The Oklahoma Water Resources Board plans another round of meetings this year as it works on the Oklahoma Comprehensive Water Plan.
Owen Mills, Director of Water Planning for the Board recently reported on the December 2023 second in a series of statewide meetings held to develop the plan. Meetings engaged local officials, water utility suppliers, regulated industry, commercial agricultural producers and economic development groups. They discussed local water challenges, opportunities and identified ways the OCWP can support local water planning and management.
During the first round of regional meetings, three categories emerged to frame the breakout groups for this second round. While the conversations and suggestions varied across the regions, the summary below captures some takeaways and discussion where we found general agreement.
Permitting / Regulations / Policy – Many participants expressed support for increasing timely enforcement of existing rules and use limits.

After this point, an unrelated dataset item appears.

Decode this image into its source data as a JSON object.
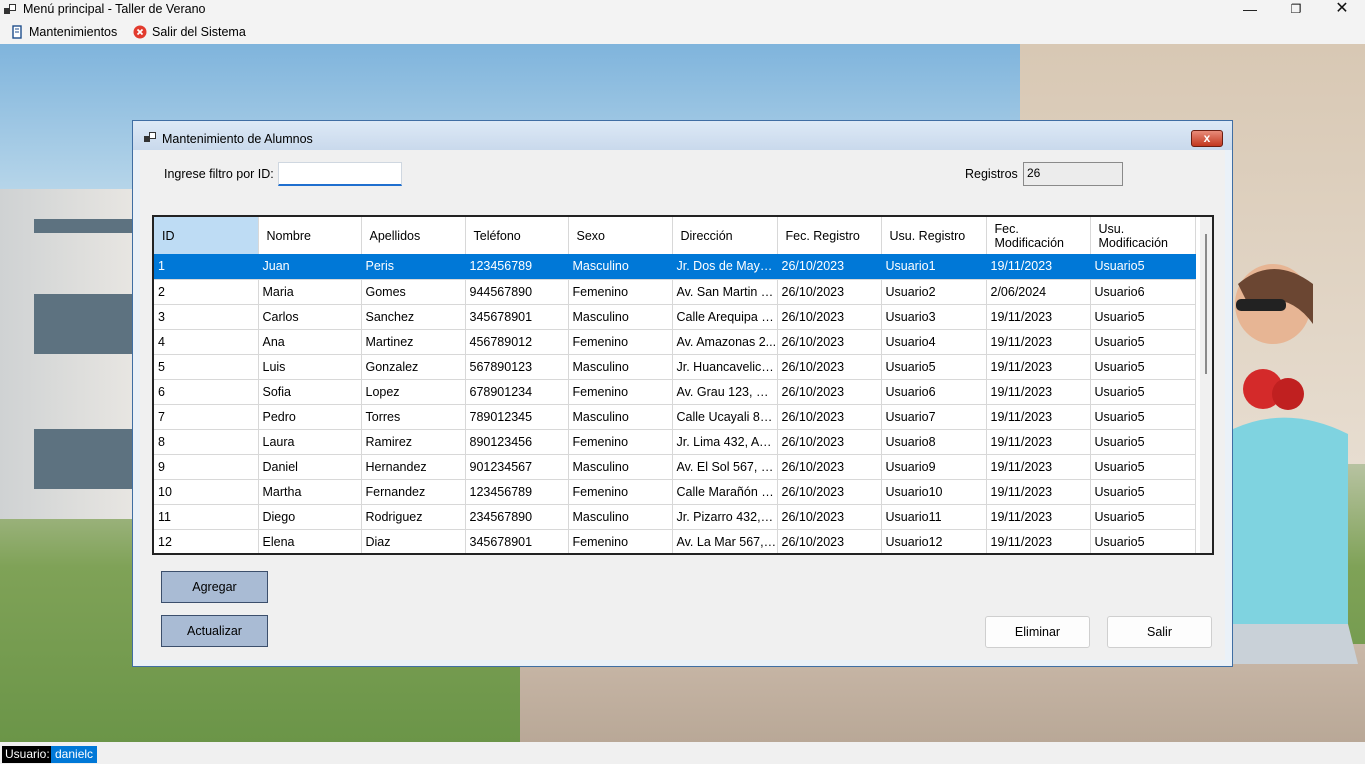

Ideas for achieving this included establishing regional OWRB offices or representatives, local management authorities, or modifying enforcement rules.
Nearly all participants expressed views that some form of local control or management of water resources would be beneficial, although there was no consensus on what the management structures should be implemented or what kinds of authorities, if any, should be established.
Infrastructure Improvements and Funding / Financing – It was uniformly agreed in the groups that clean safe abundant water is a public health issue; and that the daunting challenges of aging infrastructure and treating drinking water for new complex constituents, especially in small communities are often not met through current funding and assistance programs. There was broad support in the groups for some level of state match (cost-share) to address at least the most dire needs, in order to ensure public safety and public health. Most agreed that such cost-share should come with certain requirements that ensured recipients improved their long-term planning, improved their business management practices and operations.
With those requirements, discussions usually segued into funding for and development of a more robust education program on effective utility management and board training, expanded planning and technical assistance programs, and provide substantial and ongoing state funding for water and wastewater activities. Most agreed that these could be accomplished within existing program authorities if these programs were provided ongoing additional funding and/or staff.
Collaboration and Partnership – Many participants expressed support for developing regional water plans, and support for the role coordination can play to leverage and improve individual plans within a region. Participants noted that regional water plans can be useful tools in identifying local capital project needs for water supply, and that the state could help incentivize such regional planning through existing financial programs by giving preference to or even cost-share to those projects that are participants of a larger regional water plan.
Group members identified several best management practices (BMPs) and mechanisms through which the state can encourage or incentivize voluntary BMPs. Examples include providing training and / or technical assistance for utilities to implement effective utility management and sustainable utilities practices (e.g. appropriate rate structures, regular rate increases, long-term planning, etc.).